How to File an Employment Discrimination Complaint
How to Commence an Employment Discrimination Lawsuit
Commencing a Case in the U.S. Equal Employment Opportunity Commission
There are several Federal laws which protect employees against discrimination in the workplace such as Title VII of the Civil Rights Act of 1964, the Age Discrimination in Employment Act, the Americans with Disabilities Act, and the Pregnancy Discrimination Act. Retaliation for filing an employment discrimination action is also prohibited by federal law. If you believe you have suffered employment discrimination or retaliation, in order to commence a lawsuit under any federal anti-discrimination statute, you must first file a charge of discrimination with the Equal Credit Opportunity Commission (EEOC). Typically, the deadline to file a charge with the EEOC is 180 days from the date of the discrimination or harassment. However, for many states that enforce their own anti-discrimination laws and agencies, including New York, that deadline has been extended to 300 days.
What to Include in Your Employment Discrimination Complaint
Your EEOC complaint must include:
- contact information for you and the employer
- a summary of the discrimination and/or retaliation you experienced. It is always better to be as detailed as possible
- on what basis you believe you have been discriminated against, such as your race, religion, gender, etc., and
- your signature, which must be notarized

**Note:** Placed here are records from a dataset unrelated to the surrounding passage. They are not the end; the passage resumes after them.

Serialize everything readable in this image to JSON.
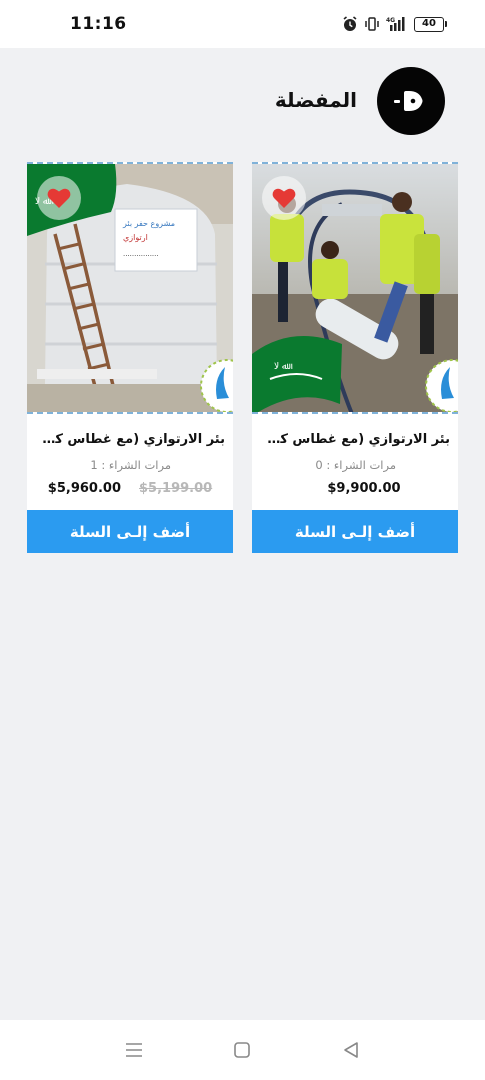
{
  "status": {
    "time": "11:16",
    "battery": "40",
    "icons": [
      "alarm-icon",
      "vibrate-icon",
      "signal-icon"
    ]
  },
  "header": {
    "title": "المفضلة",
    "avatar_icon": "play-logo-icon"
  },
  "products": [
    {
      "title": "بئر الارتوازي (مع غطاس كهربا...",
      "purchases": "مرات الشراء : 0",
      "price": "$9,900.00",
      "old_price": "",
      "favorite": true,
      "add_label": "أضف إلـى السلة"
    },
    {
      "title": "بئر الارتوازي (مع غطاس كهربا...",
      "purchases": "مرات الشراء : 1",
      "price": "$5,960.00",
      "old_price": "$5,199.00",
      "favorite": true,
      "add_label": "أضف إلـى السلة"
    }
  ],
  "navbar": {
    "icons": [
      "menu-icon",
      "home-square-icon",
      "back-triangle-icon"
    ]
  },
  "colors": {
    "accent": "#2b9bf0",
    "heart": "#e53935",
    "flag_green": "#0a7a2f"
  }
}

You can file personally at your local EEOC office, by mail, or online. Moreover, in states, such as New York, that have their own state-level agency to enforce the anti-discrimination laws, you may file a complaint with the state agency, who will automatically cross-file your complaint with the EEOC. Keep in mind, you cannot file a complaint in court asserting violations of the federal statutory anti-discrimination laws without first filing with the EEOC.
What Happens After an Employment Discrimination Complaint is Filed
After you file your claim, the EEOC will investigate to determine whether discrimination took place. During its investigation the EEOC may want to review documents and other evidence and may visit your work, request additional details, conduct interviews, or review information.
The EEOC may propose mediation if you and your employer are willing to attempt to resolve the issue in good faith. Mediation is a voluntary process wherein a neutral third party works with both parties to try and reach a settlement. If mediation is not successful, the EEOC will continue its investigation.
Upon completion of its investigation, the EEOC will make a determination of whether the discrimination took place. If the EEOC establishes that discrimination did occur, you may receive compensation such as back pay, front pay, a promotion or reinstatement to the position, or other relief.
If the EEOC is unable to resolve the charges, or upon your request, they will notify you that you have a 90-day window to sue your employer in federal court for employment discrimination under federal law. If this occurs, it is imperative to contact an employment discrimination attorney as soon as possible if you have not already done so.
What Happens if You Missed the Deadline to File with the EEOC
If you are past the deadline to file a charge of discrimination with the EEOC, that does NOT necessarily mean that you are unable to bring a lawsuit against your employer for discrimination. There are many local and state level laws which permit employees a longer time period to begin a lawsuit against their employer. For example, in New York State, the New York State Human Rights Law and the New York City Human Rights Law permit an employee to commence a lawsuit against their employer for discrimination or retaliation within three (3) years of the discriminatory or retaliatory act. If you are unsure whether your case would be timely, it is imperative to contact an attorney as soon as possible.
We Can Help
Our employment discrimination specialists are experts before both the EEOC and in lawsuits against employers. We have represented employees throughout the U.S.in many different types of employment discrimination cases.
To consult with one of our employment discrimination specialist, please call our New York City office at (212) 736-4500 or visit our contact us page. There is no fee for a private consultation.
Nesenoff & Miltenberg, LLP. is a civil litigation firm specializing in, among other areas, employment discrimination and retaliation litigation. The purpose of this blog is to inform readers of their rights in the workplace. This blog should not be construed as offering legal advice. If you feel you have been a victim of discrimination in the workplace, please contact us.